==== SOURCE MATERIAL
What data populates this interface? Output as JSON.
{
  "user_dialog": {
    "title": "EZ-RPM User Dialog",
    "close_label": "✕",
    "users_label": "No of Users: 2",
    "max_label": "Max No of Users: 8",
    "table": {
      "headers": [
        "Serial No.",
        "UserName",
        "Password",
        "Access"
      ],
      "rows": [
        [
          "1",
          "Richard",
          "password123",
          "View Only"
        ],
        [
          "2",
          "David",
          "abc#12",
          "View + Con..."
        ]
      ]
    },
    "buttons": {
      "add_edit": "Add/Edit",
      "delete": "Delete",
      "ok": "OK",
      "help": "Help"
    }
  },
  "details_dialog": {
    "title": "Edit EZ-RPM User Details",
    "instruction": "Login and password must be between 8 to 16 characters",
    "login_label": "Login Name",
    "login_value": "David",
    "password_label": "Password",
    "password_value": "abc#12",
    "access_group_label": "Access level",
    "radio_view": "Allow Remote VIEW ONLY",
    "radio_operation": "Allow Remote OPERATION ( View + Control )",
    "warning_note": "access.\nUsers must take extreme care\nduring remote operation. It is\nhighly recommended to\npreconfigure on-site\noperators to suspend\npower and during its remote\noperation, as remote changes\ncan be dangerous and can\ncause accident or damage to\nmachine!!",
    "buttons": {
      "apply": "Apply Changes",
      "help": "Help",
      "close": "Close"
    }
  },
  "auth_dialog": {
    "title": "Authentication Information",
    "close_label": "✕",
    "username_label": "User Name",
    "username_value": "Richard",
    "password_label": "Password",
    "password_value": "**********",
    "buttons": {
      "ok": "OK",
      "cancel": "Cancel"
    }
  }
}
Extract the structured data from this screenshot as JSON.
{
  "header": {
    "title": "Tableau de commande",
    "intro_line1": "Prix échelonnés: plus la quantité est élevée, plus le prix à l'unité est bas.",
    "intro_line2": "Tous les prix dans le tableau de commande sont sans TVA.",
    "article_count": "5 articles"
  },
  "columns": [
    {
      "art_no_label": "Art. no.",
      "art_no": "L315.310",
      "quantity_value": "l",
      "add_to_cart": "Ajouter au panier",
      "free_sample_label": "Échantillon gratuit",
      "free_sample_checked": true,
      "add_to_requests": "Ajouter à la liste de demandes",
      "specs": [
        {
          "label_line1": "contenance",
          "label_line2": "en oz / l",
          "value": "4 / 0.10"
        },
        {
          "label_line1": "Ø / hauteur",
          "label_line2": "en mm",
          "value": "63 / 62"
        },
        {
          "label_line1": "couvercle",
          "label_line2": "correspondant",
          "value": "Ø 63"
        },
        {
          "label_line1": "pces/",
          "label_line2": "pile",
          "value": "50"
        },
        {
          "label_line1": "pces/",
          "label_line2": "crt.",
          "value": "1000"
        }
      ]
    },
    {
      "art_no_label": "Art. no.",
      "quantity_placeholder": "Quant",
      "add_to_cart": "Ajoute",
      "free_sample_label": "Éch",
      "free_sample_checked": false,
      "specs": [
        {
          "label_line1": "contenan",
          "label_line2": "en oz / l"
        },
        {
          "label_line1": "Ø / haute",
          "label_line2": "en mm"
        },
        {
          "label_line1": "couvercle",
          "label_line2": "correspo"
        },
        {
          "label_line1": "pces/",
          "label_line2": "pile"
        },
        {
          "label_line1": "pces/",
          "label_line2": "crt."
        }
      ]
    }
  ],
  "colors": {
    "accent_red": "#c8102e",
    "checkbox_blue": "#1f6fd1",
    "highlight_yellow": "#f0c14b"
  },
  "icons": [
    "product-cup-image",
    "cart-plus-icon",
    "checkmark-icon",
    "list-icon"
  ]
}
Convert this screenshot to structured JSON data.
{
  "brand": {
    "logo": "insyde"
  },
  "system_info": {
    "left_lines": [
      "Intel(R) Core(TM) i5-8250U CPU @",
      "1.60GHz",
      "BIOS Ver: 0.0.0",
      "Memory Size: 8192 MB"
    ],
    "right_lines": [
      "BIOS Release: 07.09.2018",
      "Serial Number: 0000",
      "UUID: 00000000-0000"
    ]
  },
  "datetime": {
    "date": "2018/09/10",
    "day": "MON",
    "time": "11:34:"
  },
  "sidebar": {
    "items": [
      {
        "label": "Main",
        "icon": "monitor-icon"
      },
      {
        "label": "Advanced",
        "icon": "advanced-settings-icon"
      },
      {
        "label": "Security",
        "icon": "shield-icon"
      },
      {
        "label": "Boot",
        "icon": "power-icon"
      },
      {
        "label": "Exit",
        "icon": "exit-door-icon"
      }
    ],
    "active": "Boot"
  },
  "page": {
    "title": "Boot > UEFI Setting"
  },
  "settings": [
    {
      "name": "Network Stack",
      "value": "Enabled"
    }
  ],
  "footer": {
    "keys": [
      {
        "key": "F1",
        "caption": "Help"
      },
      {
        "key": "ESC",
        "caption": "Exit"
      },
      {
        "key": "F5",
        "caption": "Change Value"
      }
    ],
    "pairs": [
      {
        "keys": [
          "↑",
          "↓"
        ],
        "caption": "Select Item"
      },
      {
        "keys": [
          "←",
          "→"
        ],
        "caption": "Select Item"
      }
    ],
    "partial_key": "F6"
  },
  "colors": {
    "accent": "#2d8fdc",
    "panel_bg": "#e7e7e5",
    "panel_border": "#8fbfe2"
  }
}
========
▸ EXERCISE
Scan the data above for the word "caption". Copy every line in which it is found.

▸ ANSWER TO THIS EXERCISE
        "caption": "Help"
        "caption": "Exit"
        "caption": "Change Value"
        "caption": "Select Item"
        "caption": "Select Item"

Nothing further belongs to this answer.